### [Data records]
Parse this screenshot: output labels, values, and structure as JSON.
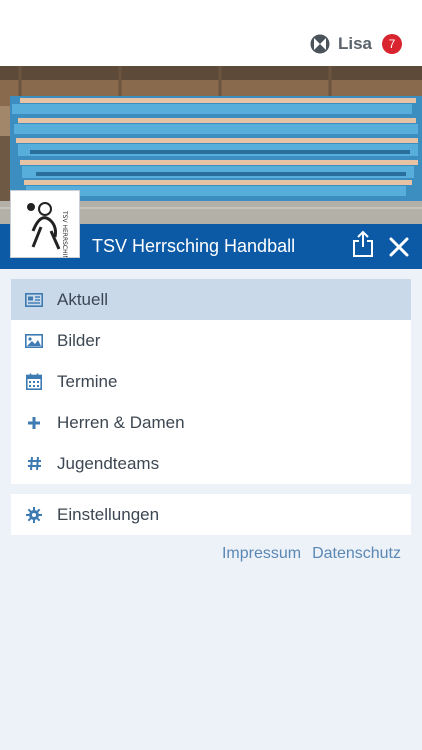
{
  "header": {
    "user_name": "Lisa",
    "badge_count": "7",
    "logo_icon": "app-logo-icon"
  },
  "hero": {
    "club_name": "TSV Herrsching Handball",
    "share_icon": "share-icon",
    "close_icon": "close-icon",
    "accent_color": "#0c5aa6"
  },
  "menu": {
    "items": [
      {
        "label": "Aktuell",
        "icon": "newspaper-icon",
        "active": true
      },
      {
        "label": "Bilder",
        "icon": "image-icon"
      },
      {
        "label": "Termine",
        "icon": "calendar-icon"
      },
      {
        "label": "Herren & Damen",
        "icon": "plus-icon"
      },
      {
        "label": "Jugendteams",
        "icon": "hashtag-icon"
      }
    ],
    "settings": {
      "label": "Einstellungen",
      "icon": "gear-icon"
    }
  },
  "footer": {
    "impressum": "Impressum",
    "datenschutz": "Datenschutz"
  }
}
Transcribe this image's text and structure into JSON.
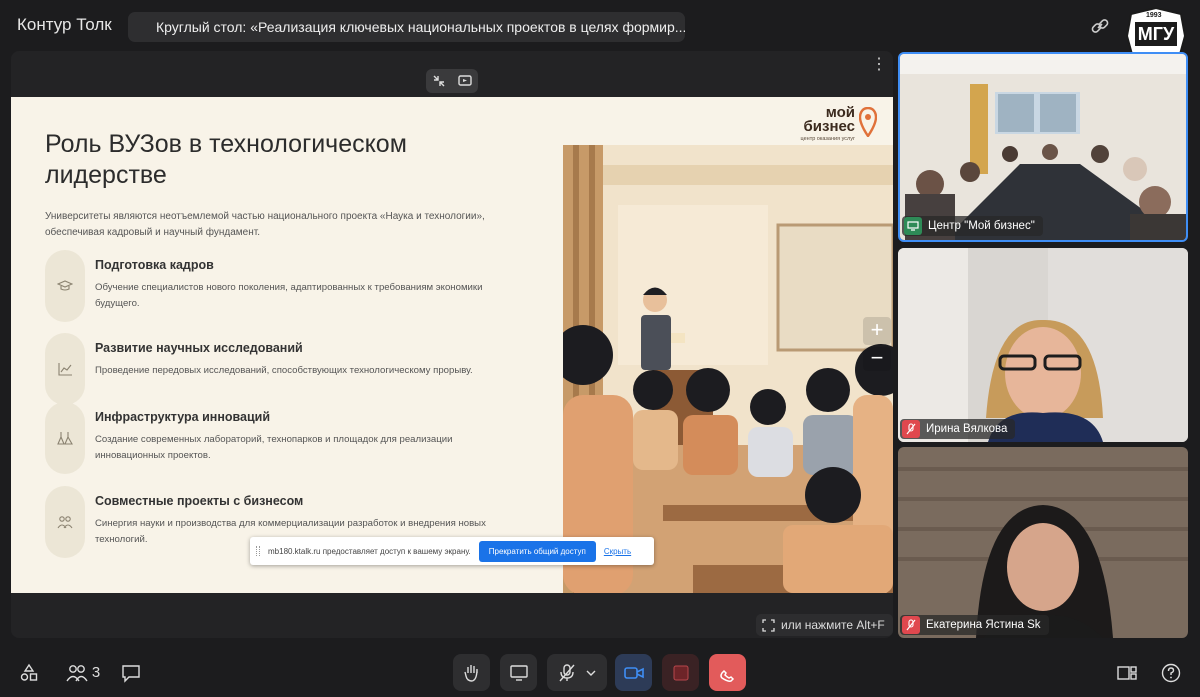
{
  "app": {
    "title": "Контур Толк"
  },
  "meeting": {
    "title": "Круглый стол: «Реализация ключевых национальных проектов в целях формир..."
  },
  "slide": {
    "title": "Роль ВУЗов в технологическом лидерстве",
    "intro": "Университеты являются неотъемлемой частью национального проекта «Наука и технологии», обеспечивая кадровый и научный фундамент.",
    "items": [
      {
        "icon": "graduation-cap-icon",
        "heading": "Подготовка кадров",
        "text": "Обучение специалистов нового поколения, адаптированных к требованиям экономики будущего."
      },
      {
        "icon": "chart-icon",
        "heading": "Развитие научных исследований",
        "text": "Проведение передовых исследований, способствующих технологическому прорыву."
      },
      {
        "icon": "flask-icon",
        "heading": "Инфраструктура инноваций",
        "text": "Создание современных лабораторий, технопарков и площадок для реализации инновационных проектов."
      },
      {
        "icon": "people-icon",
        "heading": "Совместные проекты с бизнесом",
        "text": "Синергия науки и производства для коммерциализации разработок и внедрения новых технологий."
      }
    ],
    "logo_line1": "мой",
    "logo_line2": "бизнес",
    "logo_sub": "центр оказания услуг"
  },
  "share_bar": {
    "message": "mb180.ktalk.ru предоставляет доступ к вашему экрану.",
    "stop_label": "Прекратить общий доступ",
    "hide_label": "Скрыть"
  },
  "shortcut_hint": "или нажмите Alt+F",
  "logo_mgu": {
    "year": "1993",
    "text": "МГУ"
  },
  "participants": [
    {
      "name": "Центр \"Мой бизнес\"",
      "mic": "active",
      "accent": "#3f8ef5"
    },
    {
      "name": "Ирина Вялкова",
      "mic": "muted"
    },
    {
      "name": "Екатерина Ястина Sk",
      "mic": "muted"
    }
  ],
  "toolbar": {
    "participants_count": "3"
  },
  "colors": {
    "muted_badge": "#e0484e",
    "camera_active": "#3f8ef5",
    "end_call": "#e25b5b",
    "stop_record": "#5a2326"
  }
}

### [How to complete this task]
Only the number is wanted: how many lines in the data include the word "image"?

### [Output below]
2